By Joel de Loera
Director of Family Life & Spirituality Office
The Valley Catholic – March 27, 2020
We are living in a surreal situation. Schools have closed. Masses have been suspended. Millions of people have been ordered to stay home for at least the next few weeks. Parents have flocked to grocery stores to ensure they have what they need during the shutdown. Some children are excited about staying home, while others are anxious; and many families are wondering how they will get through during this difficult time.
As parents of six children, four of them school-aged, my wife and I totally get it. We, too, are trying to figure things out. In this time of uncertainty and anxiety, I’d like to share some reminders that help us find peace in the storm:
It’s okay to feel stressed. Believe me, we get stressed out all the time! One kid starts yelling, another one is whining, the baby takes off her diaper and starts running around the house, then another one falls and begins to cry. The bottom line is this: give yourself permission to feel stressed.
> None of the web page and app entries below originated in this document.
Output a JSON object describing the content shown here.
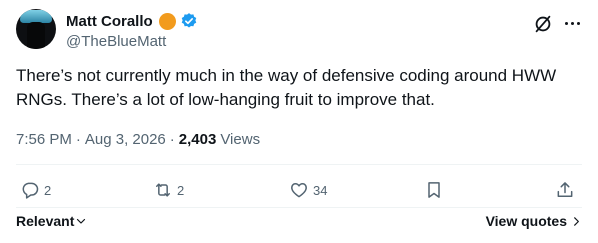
{
  "author": {
    "display_name": "Matt Corallo",
    "handle": "@TheBlueMatt"
  },
  "tweet": {
    "text": "There’s not currently much in the way of defensive coding around HWW RNGs. There’s a lot of low-hanging fruit to improve that.",
    "time": "7:56 PM",
    "date": "Aug 3, 2026",
    "separator": "·",
    "view_count": "2,403",
    "views_label": "Views"
  },
  "actions": {
    "replies": "2",
    "reposts": "2",
    "likes": "34"
  },
  "footer": {
    "sort_label": "Relevant",
    "view_quotes": "View quotes"
  },
  "colors": {
    "text": "#0f1419",
    "secondary": "#536471",
    "verified": "#1d9bf0",
    "gold_badge": "#f29b1d",
    "divider": "#eff3f4"
  },
  "icons": [
    "grok-icon",
    "more-icon",
    "reply-icon",
    "repost-icon",
    "like-icon",
    "bookmark-icon",
    "share-icon",
    "chevron-down-icon",
    "chevron-right-icon",
    "verified-badge-icon"
  ]
}
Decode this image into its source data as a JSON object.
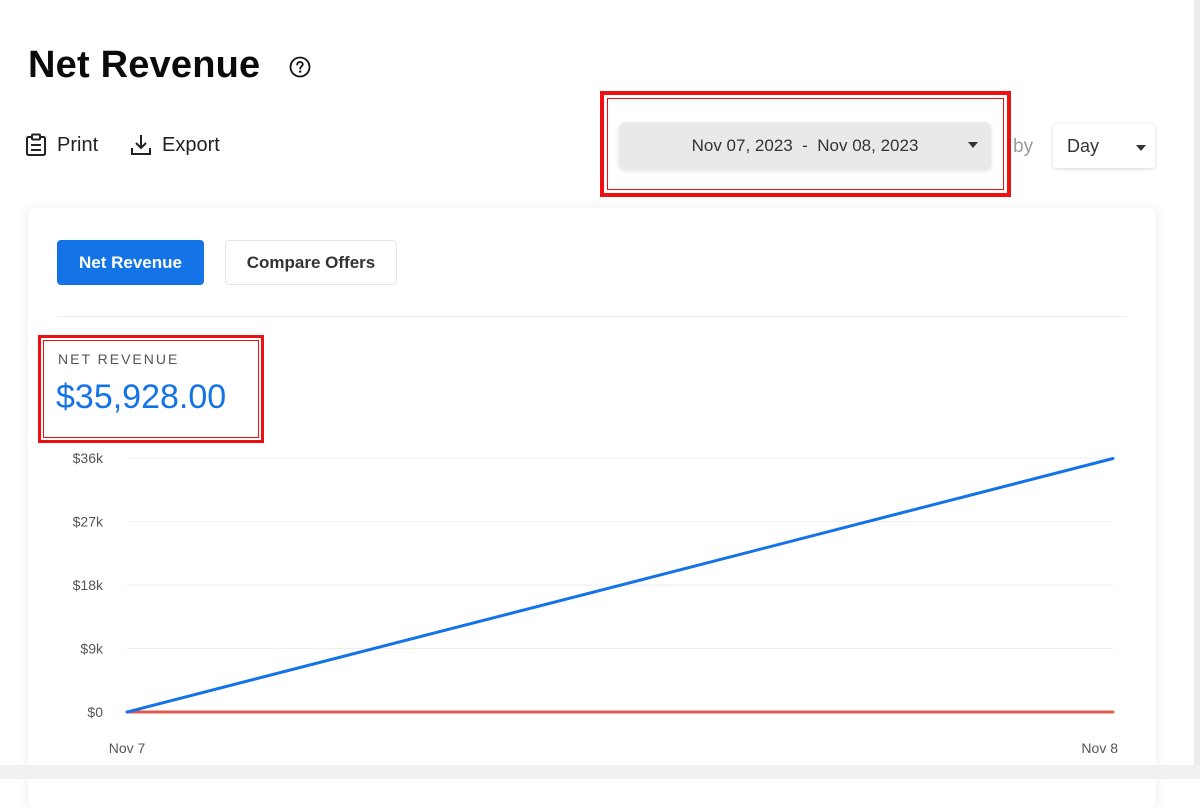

Let your trials lead to virtue. You are not a bad parent for losing patience with your children from time to time. When we do this, we obviously feel bad. It’s normal. A small dose of “healthy guilt” helps us to work on those areas in our character that need to improve. There’s always room for improvement, right? Scripture invites us to purify our character and genuineness of faith through the different trials we experience, just as gold is refined by fire
(Peter 1:7). Let us ask God to mold us into the person He wants us to be. After all, “we are the clay, and He is our potter; we are all the work of His hand” (Isaiah 64:8).
Holiness is our goal, not perfection. We can’t stress this enough: be patient with yourself, your spouse and your children. God is patient with us; we should do the same. We all mess up. It’s normal. Perfection is the thought that we can somehow learn to do and say the right thing every time. But, because of our broken nature, eventually we will make mistakes. Holiness, on the other hand, can be achieved with God’s grace. If we ask for it, we shall receive it. Holiness is initiated in Baptism and grows in us as we become more rooted in Christ through prayer, the sacraments, and good works. The foundation of holiness is love, and love is found at home with our families.
Practice forgiveness: When we spend so much time inside with one other, we are likely to get frustrated or upset. Our home should be a school of mercy, love, and forgiveness (see Mt. 18:21-22). To experience true love, we must accept the gift of God’s salvation in the person of His Beloved Son Jesus, who died for us on the cross. As Jesus forgave and died for us, we must also forgive each other and die to our selfish ways. We can practice this every single day, and as a rule, we must never go to bed before reconciling with one another (see Eph. 4:26).
We will make it through, for Jesus is always with us (Mt. 28:20)!
For more information on the Ministry of Family Life and Spirituality, go here.